<<<<
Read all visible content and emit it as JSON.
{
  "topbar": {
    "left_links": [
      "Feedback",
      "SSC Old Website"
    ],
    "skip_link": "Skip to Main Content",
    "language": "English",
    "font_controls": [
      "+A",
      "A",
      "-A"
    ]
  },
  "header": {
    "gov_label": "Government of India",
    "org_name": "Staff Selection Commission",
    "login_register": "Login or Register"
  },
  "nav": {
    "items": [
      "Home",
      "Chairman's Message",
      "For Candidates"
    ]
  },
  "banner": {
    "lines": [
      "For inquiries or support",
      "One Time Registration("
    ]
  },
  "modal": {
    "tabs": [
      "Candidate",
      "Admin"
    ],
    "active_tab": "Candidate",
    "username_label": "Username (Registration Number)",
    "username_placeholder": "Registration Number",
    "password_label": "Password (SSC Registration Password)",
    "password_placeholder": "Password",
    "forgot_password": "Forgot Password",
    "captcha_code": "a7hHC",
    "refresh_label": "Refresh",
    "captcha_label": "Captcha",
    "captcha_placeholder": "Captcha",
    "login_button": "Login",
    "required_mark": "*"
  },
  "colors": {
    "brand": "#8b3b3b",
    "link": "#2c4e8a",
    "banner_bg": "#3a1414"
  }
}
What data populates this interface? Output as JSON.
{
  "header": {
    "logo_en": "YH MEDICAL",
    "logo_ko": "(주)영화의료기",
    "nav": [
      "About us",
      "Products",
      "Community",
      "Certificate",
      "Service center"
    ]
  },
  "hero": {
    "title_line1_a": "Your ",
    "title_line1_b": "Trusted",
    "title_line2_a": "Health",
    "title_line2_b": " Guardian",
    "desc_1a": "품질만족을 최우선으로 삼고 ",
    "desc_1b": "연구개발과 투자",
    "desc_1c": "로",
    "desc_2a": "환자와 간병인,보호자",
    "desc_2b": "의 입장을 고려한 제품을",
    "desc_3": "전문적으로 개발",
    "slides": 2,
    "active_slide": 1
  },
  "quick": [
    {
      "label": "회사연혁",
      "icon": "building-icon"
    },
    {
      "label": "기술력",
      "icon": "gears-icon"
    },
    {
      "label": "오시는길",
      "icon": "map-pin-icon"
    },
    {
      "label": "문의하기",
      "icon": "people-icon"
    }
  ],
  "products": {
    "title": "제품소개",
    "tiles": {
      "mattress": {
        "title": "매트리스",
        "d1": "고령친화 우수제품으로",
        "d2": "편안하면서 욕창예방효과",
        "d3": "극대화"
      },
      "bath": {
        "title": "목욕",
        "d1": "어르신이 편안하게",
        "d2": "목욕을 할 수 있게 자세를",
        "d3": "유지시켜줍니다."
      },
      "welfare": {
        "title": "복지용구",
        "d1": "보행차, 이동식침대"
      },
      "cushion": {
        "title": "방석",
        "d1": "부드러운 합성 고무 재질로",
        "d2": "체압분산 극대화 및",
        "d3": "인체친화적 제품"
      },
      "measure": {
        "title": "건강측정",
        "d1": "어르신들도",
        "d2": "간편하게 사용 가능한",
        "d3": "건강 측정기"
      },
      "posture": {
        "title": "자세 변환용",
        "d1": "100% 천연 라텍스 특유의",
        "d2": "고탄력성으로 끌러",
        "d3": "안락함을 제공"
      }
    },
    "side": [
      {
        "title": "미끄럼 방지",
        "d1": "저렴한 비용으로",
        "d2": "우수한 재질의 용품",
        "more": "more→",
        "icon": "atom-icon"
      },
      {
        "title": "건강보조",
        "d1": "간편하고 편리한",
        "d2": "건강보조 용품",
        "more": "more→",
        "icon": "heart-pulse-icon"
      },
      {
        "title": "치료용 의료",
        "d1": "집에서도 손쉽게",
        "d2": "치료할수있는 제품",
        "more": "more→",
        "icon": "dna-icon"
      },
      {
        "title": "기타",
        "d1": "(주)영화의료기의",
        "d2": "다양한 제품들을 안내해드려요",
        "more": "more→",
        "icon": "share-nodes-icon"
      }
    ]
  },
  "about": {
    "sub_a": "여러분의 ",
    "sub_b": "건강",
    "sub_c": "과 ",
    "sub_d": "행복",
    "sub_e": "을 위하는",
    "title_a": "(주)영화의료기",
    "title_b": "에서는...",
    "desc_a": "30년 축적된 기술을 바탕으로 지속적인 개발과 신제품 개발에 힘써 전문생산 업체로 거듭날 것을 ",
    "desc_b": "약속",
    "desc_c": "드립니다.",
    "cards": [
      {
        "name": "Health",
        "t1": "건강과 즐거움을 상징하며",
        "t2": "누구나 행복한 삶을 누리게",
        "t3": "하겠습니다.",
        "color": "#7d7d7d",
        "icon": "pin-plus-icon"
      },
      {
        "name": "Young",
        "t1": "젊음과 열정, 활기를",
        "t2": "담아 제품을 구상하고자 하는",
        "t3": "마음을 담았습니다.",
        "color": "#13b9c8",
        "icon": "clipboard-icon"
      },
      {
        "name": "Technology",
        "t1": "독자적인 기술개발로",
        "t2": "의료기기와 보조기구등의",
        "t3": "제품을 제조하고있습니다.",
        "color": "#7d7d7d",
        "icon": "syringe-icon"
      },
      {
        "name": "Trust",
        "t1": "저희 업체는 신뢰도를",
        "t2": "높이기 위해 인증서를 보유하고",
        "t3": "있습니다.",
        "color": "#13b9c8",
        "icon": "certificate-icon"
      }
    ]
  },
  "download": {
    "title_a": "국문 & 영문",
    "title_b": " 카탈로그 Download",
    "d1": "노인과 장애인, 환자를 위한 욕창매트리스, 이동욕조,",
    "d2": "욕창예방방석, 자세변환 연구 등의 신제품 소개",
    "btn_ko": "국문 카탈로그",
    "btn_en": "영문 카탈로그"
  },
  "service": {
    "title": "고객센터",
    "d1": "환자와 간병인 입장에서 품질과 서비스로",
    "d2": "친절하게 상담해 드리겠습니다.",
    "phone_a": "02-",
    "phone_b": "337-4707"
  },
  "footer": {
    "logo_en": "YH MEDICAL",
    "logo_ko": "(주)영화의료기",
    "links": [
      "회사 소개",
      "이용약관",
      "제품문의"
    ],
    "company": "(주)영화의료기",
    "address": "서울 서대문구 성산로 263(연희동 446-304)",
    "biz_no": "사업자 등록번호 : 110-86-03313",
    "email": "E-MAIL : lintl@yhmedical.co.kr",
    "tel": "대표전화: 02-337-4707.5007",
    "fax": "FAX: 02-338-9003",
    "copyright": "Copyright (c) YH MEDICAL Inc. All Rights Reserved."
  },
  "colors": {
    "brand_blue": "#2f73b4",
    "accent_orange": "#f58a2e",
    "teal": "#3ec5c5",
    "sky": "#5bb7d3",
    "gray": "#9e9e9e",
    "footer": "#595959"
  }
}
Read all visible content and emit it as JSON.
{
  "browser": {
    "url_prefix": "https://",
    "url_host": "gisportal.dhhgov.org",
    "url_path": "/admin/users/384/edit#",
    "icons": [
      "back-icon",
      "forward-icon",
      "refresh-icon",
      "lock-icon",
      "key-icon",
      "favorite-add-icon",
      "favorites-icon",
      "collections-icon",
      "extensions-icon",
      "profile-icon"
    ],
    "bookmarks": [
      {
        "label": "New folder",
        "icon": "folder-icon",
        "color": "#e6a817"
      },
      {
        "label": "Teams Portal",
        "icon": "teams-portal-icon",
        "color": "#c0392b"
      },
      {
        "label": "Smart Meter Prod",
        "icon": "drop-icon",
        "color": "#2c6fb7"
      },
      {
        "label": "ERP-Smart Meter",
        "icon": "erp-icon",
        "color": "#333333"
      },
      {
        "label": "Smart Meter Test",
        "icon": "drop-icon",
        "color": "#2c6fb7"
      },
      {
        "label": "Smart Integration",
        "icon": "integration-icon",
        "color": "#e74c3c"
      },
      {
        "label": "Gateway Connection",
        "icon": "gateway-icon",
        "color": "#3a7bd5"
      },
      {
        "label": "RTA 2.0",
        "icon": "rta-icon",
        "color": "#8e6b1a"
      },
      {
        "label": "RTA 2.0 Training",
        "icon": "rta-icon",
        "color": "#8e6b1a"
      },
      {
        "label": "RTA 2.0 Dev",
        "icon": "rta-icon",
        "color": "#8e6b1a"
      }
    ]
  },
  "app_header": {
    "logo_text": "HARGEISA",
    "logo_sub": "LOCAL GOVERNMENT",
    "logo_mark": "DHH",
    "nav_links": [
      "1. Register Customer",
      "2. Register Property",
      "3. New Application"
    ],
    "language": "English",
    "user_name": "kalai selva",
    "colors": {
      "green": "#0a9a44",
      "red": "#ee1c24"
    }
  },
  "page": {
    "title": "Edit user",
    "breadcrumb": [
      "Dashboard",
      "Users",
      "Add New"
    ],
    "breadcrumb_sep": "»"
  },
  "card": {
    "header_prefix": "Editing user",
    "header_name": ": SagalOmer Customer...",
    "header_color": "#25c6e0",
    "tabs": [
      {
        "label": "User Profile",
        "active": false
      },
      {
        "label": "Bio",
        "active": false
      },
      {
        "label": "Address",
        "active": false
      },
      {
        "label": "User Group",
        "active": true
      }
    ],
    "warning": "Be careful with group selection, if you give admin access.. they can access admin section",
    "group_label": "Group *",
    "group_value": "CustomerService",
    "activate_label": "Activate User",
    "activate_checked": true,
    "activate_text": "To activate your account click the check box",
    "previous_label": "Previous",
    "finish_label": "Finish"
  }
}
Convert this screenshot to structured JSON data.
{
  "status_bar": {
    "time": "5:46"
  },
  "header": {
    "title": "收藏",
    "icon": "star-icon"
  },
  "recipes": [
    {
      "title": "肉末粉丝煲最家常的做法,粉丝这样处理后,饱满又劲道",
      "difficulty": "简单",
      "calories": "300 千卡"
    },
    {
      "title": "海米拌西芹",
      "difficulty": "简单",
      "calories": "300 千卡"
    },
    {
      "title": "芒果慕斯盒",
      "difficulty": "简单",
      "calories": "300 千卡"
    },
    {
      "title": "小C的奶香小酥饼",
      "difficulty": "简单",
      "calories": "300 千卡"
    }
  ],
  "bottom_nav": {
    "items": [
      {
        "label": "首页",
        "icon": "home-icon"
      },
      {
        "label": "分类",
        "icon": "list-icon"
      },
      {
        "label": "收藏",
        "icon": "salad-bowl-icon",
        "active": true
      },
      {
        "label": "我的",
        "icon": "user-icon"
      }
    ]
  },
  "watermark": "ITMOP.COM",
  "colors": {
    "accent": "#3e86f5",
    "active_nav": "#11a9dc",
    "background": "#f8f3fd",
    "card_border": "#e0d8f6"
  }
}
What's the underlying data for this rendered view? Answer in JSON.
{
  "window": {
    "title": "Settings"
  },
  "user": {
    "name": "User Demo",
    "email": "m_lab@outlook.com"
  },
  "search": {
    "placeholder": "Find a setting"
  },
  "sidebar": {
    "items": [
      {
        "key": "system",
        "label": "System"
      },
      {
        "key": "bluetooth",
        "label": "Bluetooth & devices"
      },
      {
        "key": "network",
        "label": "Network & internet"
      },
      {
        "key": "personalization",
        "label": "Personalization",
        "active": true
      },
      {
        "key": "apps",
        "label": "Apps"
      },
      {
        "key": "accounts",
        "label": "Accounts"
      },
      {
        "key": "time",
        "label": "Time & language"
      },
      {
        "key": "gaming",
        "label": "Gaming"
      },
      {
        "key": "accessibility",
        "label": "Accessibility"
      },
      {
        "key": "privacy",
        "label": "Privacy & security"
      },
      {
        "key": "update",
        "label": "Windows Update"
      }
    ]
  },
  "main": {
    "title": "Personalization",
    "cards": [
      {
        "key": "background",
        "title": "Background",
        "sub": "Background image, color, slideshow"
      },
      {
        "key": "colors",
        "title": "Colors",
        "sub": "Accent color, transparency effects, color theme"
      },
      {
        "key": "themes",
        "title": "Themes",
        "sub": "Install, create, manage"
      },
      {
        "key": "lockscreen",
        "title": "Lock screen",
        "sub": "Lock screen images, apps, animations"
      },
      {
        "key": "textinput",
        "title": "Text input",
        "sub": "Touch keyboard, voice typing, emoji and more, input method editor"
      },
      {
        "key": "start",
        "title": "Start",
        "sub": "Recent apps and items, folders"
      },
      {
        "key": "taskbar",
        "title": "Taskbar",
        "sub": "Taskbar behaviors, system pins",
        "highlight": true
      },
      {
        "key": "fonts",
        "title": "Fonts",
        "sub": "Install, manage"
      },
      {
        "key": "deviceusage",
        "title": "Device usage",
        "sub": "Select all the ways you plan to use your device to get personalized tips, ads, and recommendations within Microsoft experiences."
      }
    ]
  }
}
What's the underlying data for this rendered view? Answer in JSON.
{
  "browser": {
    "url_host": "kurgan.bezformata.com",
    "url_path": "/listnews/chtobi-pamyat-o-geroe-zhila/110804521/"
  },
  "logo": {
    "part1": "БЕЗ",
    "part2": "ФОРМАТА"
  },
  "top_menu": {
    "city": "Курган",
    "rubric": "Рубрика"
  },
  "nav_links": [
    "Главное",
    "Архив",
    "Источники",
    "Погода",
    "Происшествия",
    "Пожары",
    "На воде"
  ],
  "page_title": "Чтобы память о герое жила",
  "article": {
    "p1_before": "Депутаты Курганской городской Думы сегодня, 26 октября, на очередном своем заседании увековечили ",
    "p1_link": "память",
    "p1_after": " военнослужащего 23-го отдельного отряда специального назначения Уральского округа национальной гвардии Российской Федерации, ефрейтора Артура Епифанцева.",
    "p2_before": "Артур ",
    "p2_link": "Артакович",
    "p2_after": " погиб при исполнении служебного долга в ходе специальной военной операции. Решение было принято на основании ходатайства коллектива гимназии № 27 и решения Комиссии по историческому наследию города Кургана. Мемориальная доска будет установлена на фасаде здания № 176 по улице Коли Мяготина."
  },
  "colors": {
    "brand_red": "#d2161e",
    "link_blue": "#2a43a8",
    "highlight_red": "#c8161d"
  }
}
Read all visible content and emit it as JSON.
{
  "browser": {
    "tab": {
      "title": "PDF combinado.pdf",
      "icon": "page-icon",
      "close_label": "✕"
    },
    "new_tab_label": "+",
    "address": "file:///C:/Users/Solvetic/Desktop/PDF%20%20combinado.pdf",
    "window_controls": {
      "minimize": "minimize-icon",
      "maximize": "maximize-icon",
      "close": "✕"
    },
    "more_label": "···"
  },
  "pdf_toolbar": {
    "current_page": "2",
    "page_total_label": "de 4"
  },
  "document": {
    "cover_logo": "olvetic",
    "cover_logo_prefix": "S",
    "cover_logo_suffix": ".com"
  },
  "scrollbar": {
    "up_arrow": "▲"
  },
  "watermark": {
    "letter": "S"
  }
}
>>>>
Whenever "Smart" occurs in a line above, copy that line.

> [Answer for the task]:
        "label": "Smart Meter Prod",
        "label": "ERP-Smart Meter",
        "label": "Smart Meter Test",
        "label": "Smart Integration",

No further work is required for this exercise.